A continuation of the sequences theme from a few weeks ago; let’s just say this was one of the more fun parties I attended. And being a party, it’s a social occasion; I certainly wasn’t working, but that didn’t prevent me from packing some pocket firepower in case photographic opportunities presented themselves, or I simply got bored with the conversation. (My wife is a long-suffering social and conversational martyr when it comes to me, photography, vacations and parties – thanks Nadiah!) Yes, it was dark, and there is motion blur because I ran out of apertures and shutter speeds (not to mention having trouble focusing on the rapidly moving dancers) – but I definitely think the motion blur adds to the action and slight sense of chaotic fun. MT
This series shot with an Olympus E-PM1 Pen Mini and Panasonic 20/1.7 G.
I was in Singapore recently to run a few food photography 101 sessions under Leica at the World Gourmet Summit. One of the perks of the job was getting to enjoy the samples. In this case, by 3* Michelin chef Bruno Menard, who formerly ran L’Osier in Tokyo – widely thought to be the best restaurant in Japan at the time. I ran a very basic setup for the participants with a couple of small LED video lights, a Leica D-Lux 5 compact and some modified settings (optimized for food work); I shot tethered and showed the results instantly on a HDTV via HDMI out.

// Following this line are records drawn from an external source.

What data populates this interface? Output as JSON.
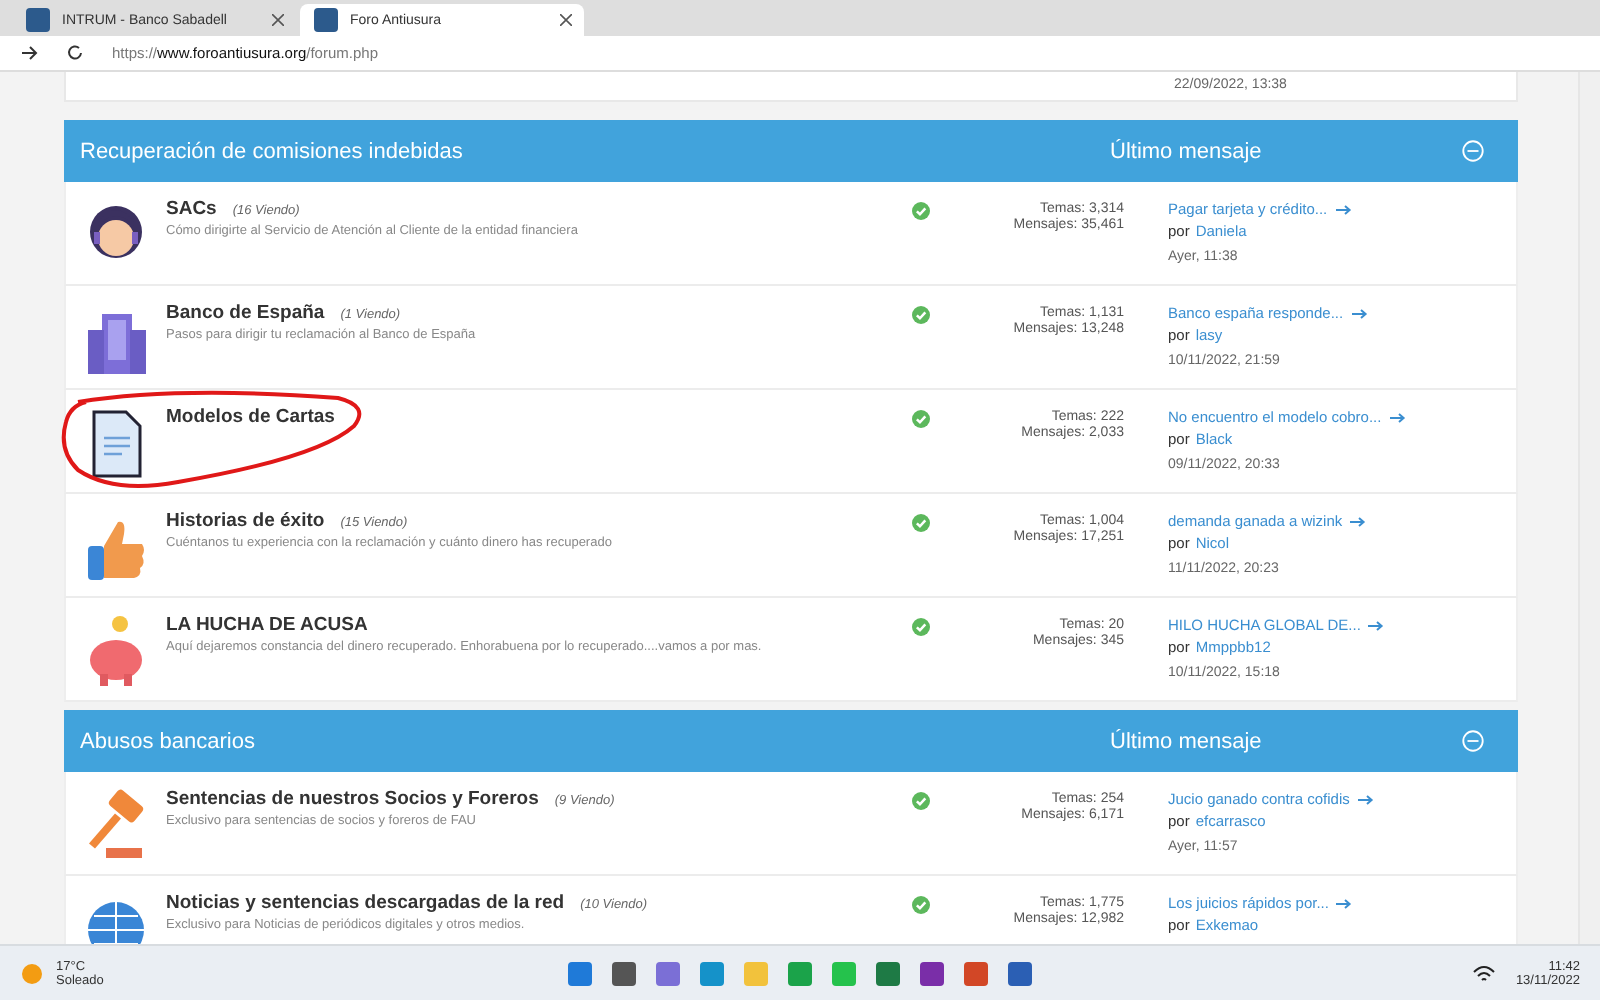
{
  "browser": {
    "tabs": [
      {
        "title": "INTRUM - Banco Sabadell",
        "selected": false
      },
      {
        "title": "Foro Antiusura",
        "selected": true
      }
    ],
    "url_scheme": "https://",
    "url_host": "www.foroantiusura.org",
    "url_path": "/forum.php"
  },
  "previous_row": {
    "last_date": "22/09/2022, 13:38"
  },
  "categories": [
    {
      "title": "Recuperación de comisiones indebidas",
      "last_header": "Último mensaje",
      "forums": [
        {
          "kind": "agent",
          "name": "SACs",
          "viewing": "(16 Viendo)",
          "description": "Cómo dirigirte al Servicio de Atención al Cliente de la entidad financiera",
          "topics": "Temas: 3,314",
          "posts": "Mensajes: 35,461",
          "last_title": "Pagar tarjeta y crédito...",
          "by": "por",
          "user": "Daniela",
          "date": "Ayer, 11:38",
          "annotated": false
        },
        {
          "kind": "building",
          "name": "Banco de España",
          "viewing": "(1 Viendo)",
          "description": "Pasos para dirigir tu reclamación al Banco de España",
          "topics": "Temas: 1,131",
          "posts": "Mensajes: 13,248",
          "last_title": "Banco españa responde...",
          "by": "por",
          "user": "lasy",
          "date": "10/11/2022, 21:59",
          "annotated": false
        },
        {
          "kind": "document",
          "name": "Modelos de Cartas",
          "topics": "Temas: 222",
          "posts": "Mensajes: 2,033",
          "last_title": "No encuentro el modelo cobro...",
          "by": "por",
          "user": "Black",
          "date": "09/11/2022, 20:33",
          "annotated": true
        },
        {
          "kind": "thumb",
          "name": "Historias de éxito",
          "viewing": "(15 Viendo)",
          "description": "Cuéntanos tu experiencia con la reclamación y cuánto dinero has recuperado",
          "topics": "Temas: 1,004",
          "posts": "Mensajes: 17,251",
          "last_title": "demanda ganada a wizink",
          "by": "por",
          "user": "Nicol",
          "date": "11/11/2022, 20:23",
          "annotated": false
        },
        {
          "kind": "piggy",
          "name": "LA HUCHA DE ACUSA",
          "description": "Aquí dejaremos constancia del dinero recuperado. Enhorabuena por lo recuperado....vamos a por mas.",
          "topics": "Temas: 20",
          "posts": "Mensajes: 345",
          "last_title": "HILO HUCHA GLOBAL DE...",
          "by": "por",
          "user": "Mmppbb12",
          "date": "10/11/2022, 15:18",
          "annotated": false
        }
      ]
    },
    {
      "title": "Abusos bancarios",
      "last_header": "Último mensaje",
      "forums": [
        {
          "kind": "gavel",
          "name": "Sentencias de nuestros Socios y Foreros",
          "viewing": "(9 Viendo)",
          "description": "Exclusivo para sentencias de socios y foreros de FAU",
          "topics": "Temas: 254",
          "posts": "Mensajes: 6,171",
          "last_title": "Jucio ganado contra cofidis",
          "by": "por",
          "user": "efcarrasco",
          "date": "Ayer, 11:57",
          "annotated": false
        },
        {
          "kind": "globe",
          "name": "Noticias y sentencias descargadas de la red",
          "viewing": "(10 Viendo)",
          "description": "Exclusivo para Noticias de periódicos digitales y otros medios.",
          "topics": "Temas: 1,775",
          "posts": "Mensajes: 12,982",
          "last_title": "Los juicios rápidos por...",
          "by": "por",
          "user": "Exkemao",
          "annotated": false
        }
      ]
    }
  ],
  "taskbar": {
    "temperature": "17°C",
    "weather": "Soleado",
    "time": "11:42",
    "date": "13/11/2022"
  }
}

There was a little PS work done to the images afterwards (i.e. for this set) but for the most part, the D-Lux 5 makes a surprisingly excellent little food camera – especially when there’s enough light around. MT
Images shot with a Leica D-Lux 5.